The next most mentioned improvement at 18.9 per cent was more safe crossing points on roads near them, a point primarily championed by those in Crediton and Okehampton.

Leisure facilities and street cleans were tied at 16.9 per cent, while the least mentioned improvement needed was more community events, at 13.2 per cent, with no votes for this in Kingsbridge, Ivybridge, Totnes or Dartmouth.

Respondents were also given the opportunity to write in suggested improvements that weren’t listed in the survey.

Some of the write-in answers included more safe pavements/footpaths, parking, electric car charging points, more NHS services, affordable disabled family friendly properties, bigger supermarkets and better street lighting.

Jo Atkey of Devon Communities Together added: “We notice some of your readers felt there was a lack of NHS services available to them. A common theme in our work with communities is exploring ways in which existing community assets can be used in a different way to help bring much needed services into rural locations.

"At the moment, we are conducting a first ever Devon-wide audit of village halls; looking at where they are, what they’re doing and what they could do in the future with the right support.

"It’s amazing to celebrate these wonderful buildings for what they’re already achieving, but also look to the future and envision these spaces as health and wellbeing hubs for their communities.

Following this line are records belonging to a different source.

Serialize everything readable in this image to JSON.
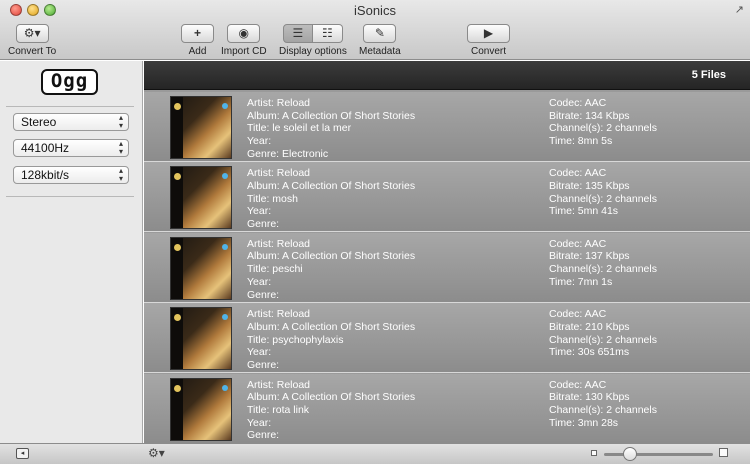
{
  "window": {
    "title": "iSonics"
  },
  "toolbar": {
    "convert_to_label": "Convert To",
    "add_label": "Add",
    "import_cd_label": "Import CD",
    "display_options_label": "Display options",
    "metadata_label": "Metadata",
    "convert_label": "Convert"
  },
  "sidebar": {
    "logo_text": "Ogg",
    "channels": "Stereo",
    "sample_rate": "44100Hz",
    "bitrate": "128kbit/s"
  },
  "list": {
    "file_count": "5 Files",
    "files": [
      {
        "artist": "Artist: Reload",
        "album": "Album: A Collection Of Short Stories",
        "title": "Title: le soleil et la mer",
        "year": "Year:",
        "genre": "Genre: Electronic",
        "codec": "Codec: AAC",
        "bitrate": "Bitrate: 134 Kbps",
        "channels": "Channel(s): 2 channels",
        "time": "Time: 8mn 5s"
      },
      {
        "artist": "Artist: Reload",
        "album": "Album: A Collection Of Short Stories",
        "title": "Title: mosh",
        "year": "Year:",
        "genre": "Genre:",
        "codec": "Codec: AAC",
        "bitrate": "Bitrate: 135 Kbps",
        "channels": "Channel(s): 2 channels",
        "time": "Time: 5mn 41s"
      },
      {
        "artist": "Artist: Reload",
        "album": "Album: A Collection Of Short Stories",
        "title": "Title: peschi",
        "year": "Year:",
        "genre": "Genre:",
        "codec": "Codec: AAC",
        "bitrate": "Bitrate: 137 Kbps",
        "channels": "Channel(s): 2 channels",
        "time": "Time: 7mn 1s"
      },
      {
        "artist": "Artist: Reload",
        "album": "Album: A Collection Of Short Stories",
        "title": "Title: psychophylaxis",
        "year": "Year:",
        "genre": "Genre:",
        "codec": "Codec: AAC",
        "bitrate": "Bitrate: 210 Kbps",
        "channels": "Channel(s): 2 channels",
        "time": "Time: 30s 651ms"
      },
      {
        "artist": "Artist: Reload",
        "album": "Album: A Collection Of Short Stories",
        "title": "Title: rota link",
        "year": "Year:",
        "genre": "Genre:",
        "codec": "Codec: AAC",
        "bitrate": "Bitrate: 130 Kbps",
        "channels": "Channel(s): 2 channels",
        "time": "Time: 3mn 28s"
      }
    ]
  },
  "statusbar": {
    "zoom_level": 0.2
  },
  "icons": {
    "convert_to": "gear-icon",
    "add": "plus-icon",
    "import_cd": "cd-icon",
    "display_options": "view-mode-icons",
    "metadata": "edit-icon",
    "convert": "play-icon"
  }
}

"For example, could they host visiting NHS services, consultation spaces, access to digital healthcare? We’re also looking at whether they would be the right place for electric charging points and what other support they might need to become more energy efficient.”